DEL must establish and implement policies in WCCC to promote stability and quality of care for children from low-income households. Policies must be consistent with outcome measures currently defined in statute and standards outlined in this section.
Standards and guidelines for providing services to parents and providers are outlined for DEL and DSHS, including timeframes for returning phone calls, development of a process for the electronic submission of forms, and professionalism training for employees. DEL must convene a Parent and Provider Oversight Board to listen to issues raised by consumers and recommend policy changes.
The Legislature finds that the recommendations in the Aclara Group report will result in streamlining the child care system to improve access and customer service and should be followed. By December 1, 2013, DEL and DSHS must:
eliminate the current custody and visitation policy, and design a flexible subsidy system;
create broad authorization categories to account for minor changes in parents' work schedules;
establish rules to specify that parents who receive WCCC and participate in at least 110 hours of approved work or related activities are eligible for full-time child care activities;

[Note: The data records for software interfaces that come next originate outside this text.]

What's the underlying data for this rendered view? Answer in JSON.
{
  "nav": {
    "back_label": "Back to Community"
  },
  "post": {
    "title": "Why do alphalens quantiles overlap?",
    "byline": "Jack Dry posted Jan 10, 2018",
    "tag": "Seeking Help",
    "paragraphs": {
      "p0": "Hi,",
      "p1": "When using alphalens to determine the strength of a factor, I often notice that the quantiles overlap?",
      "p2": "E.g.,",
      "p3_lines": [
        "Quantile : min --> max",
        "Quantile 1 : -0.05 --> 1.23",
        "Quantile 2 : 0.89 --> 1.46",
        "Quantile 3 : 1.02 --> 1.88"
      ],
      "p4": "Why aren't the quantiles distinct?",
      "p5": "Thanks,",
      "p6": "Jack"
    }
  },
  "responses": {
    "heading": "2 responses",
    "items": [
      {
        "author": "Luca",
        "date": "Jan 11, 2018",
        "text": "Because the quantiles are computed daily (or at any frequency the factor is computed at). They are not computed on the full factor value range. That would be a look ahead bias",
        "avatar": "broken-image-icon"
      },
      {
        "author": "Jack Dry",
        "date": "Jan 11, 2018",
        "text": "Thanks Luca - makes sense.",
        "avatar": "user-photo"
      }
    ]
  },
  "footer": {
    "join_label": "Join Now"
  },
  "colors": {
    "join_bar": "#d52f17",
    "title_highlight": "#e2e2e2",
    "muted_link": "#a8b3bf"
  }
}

improve early learning programs throughout the state;
increase school readiness for children;
close the disparity between segments of the population with regard to access to quality care; and
establish a uniform set of expectations and standards that define, measure, and improve the quality of the early learning environment.
Fiscal Note: Available.
Committee/Commission/Task Force Created: No.
Effective Date: Ninety days after adjournment of session in which bill is passed.
Staff Summary of Public Testimony: PRO: This is a reform bill for a very important program to improve accountability. Recent cuts to the WCCC program have resulted in barriers to enrollment. WCCC is accessed by 15,000 families and there are currently 8000 unfilled slots in the caseload. Only 14 percent of applications are processed accurately. This bill helps to streamline the program to improve accuracy, efficiency, and responsiveness. This should also ensure that billing is conducted more accurately. Adequate child care is important for parents trying to get a job. The Early Achievers program improves the child care system by providing parents with resources and giving providers a consistent rating system that is easy to understand.
Persons Testifying: PRO: Representative Farrell, prime sponsor; Lani Todd, Service Employees International Union 925; Ryan Pricco, Child Care Aware, Early Learning Action Alliance.